Image via Wikipedia
This started out as sautéed mushrooms and ended up as a tasty, healthy-creamy pasta. Definitely a dish requiring an experienced, confident cook as I didn’t measure anything, rather just added and stirred lots. I didn’t even taste this much – as I pretty well knew what was happening. It turned out a nice variation to add to my predominantly vegetarian diet. I prepared it after eating an appetizer of raw broccoli and carrots dipped in home-made houmous, so it was a well-balanced meal.
Mushroom and Quinoa Sauce: Part 1
In a medium-sized non-stick pan, sauté in a little oil:
- 4 large cloves of garlic, sliced’n'diced
- 1 smallish onion, sliced’n'diced
- 6 medium-large chestnut mushrooms, quartered
- 70 grams of tofu, cut into small cubes
- a sprinkle of raw quinoa (enough to give the veggies a thin layer, 3-4 Tablespoons?)
- a generous grinding of black pepper
- a sprinkle of salt
- a sprinkle of golden linseed
When onions and mushrooms are browned, add a little hot water – enough to stop it from sticking and burning, but not enough so the veg are swimming. The quinoa needs water to cook, but you don’t want to drown the flavors.

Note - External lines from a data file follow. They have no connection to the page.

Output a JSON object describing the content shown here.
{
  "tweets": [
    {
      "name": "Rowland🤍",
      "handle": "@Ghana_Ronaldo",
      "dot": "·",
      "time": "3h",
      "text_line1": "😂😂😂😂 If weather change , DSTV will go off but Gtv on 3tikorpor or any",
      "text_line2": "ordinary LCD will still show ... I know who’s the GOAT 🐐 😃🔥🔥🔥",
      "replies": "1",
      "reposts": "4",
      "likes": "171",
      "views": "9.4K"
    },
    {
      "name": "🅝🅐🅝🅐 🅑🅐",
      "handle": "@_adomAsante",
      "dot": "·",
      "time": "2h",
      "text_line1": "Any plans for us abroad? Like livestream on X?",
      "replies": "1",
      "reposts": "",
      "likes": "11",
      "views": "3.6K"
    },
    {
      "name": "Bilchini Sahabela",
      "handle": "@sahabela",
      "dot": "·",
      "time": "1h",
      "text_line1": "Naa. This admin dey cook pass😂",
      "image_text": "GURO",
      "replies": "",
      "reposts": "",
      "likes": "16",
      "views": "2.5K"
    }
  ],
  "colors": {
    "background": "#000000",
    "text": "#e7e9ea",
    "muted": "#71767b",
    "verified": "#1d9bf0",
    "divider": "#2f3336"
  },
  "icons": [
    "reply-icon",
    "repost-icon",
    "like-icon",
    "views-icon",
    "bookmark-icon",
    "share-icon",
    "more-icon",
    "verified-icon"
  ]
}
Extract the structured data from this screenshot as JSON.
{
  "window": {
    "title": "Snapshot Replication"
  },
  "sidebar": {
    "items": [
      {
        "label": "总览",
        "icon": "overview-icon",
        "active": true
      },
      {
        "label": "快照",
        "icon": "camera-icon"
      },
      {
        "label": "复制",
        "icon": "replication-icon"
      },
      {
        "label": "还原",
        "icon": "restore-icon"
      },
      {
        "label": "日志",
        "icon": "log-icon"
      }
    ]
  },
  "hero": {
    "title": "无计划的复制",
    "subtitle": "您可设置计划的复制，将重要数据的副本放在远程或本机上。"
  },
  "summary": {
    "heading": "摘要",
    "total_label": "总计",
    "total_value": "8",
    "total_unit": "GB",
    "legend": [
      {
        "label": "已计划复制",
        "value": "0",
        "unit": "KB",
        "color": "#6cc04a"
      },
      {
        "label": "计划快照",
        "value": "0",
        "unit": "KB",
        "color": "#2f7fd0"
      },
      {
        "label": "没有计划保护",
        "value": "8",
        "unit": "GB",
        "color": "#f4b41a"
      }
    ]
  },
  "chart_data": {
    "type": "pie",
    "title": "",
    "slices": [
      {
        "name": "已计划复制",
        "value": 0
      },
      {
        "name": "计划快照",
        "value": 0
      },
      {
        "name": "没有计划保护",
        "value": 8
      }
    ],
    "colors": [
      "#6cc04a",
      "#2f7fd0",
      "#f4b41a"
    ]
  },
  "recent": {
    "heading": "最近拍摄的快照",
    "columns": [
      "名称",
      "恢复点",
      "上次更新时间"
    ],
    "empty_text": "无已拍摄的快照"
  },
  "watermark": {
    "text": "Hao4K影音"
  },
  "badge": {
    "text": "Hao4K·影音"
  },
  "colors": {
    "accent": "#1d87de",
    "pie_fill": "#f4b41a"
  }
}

Stir and scrape the bits from the sides of pan, put a lid on it and start preparing the pasta.
Pasta: Part 1
I used whole wheat spaghetti, but you can use whatever you want.
- Put some freshly boiled water in your pasta-cooking pot, enough to cook the pasta, about 3 inches.
- Cut a sheet of kombu seaweed into the boiling water
- Add enough whole-wheat pasta for a smallish serving
- Bring to a boil and go back to your sauté pan
Mushroom and Quinoa Sauce: Part 2
Quinoa Image via Wikipedia
- Sprinkle your veggies and quinoa with a little white flour and stir to make a kind of paste for a sauce
- Add skim milk – gradually – stirring constantly till it starts to look like mushrooms in sauce.
- Add 1 teaspoon prepared whole grain mustard
- A very small dash of soya sauce
- Stir lots, scraping the sauce and bits of quinoa off the sides of the pan
- Gradually add more milk, stirring constantly to make it creamy
- Cover and leave on the slowest heat on your stove
Pasta: Part 2
By now the pasta should be starting to tender, but still very dente. Drain the pasta and kombu, and add to the mushroom-quinoa sauce.
Stir gently, yet thoroughly.
You will probably need to add more milk or water, your choice. Not too much water or it will be tasteless, but you need enough to continue cooking the quinoa and pasta.
Cover and let simmer.
Grate some hard cheese, to make about 3 tablespoons and set aside.
Pasta with Mushrooms and Quinoa: Final Steps
Remove cover and stir. Taste. If the quinoa is cooked enough you can stop now, but if you want it softer you will need to possibly add more water or milk and continue cooking. I had mine when the quinoa and pasta were still quite dente, and it added an interesting texture to the dish.
When it has reached your desired doneness, remove from heat and add a generous sprinkle of Engevita yeast. (Too high a temperature will kill the benefits of the yeast so you always add it AFTER the cooking is finished.)
Serve on a plate and sprinkle with your grated cheese and voilà, you have a very healthy, creamy mushroom pasta.
Note: I think white or red wine would be a great addition to this dish. I would add it to the sauté pan early in the cooking process, using it instead of water.
This meal has modest but enough protein for an adult. The protein comes from the tofu, quinoa, cheese, mushrooms and whole wheat, each bringing a small amount that when added together are enough! I don’t count grams of protein, fat or carbs – and I don’t worry about it. But I do buy semi-skimmed milk and low-fat spreads for bread, and try not to eat too much cheese, using it as a garnish rather than a main item.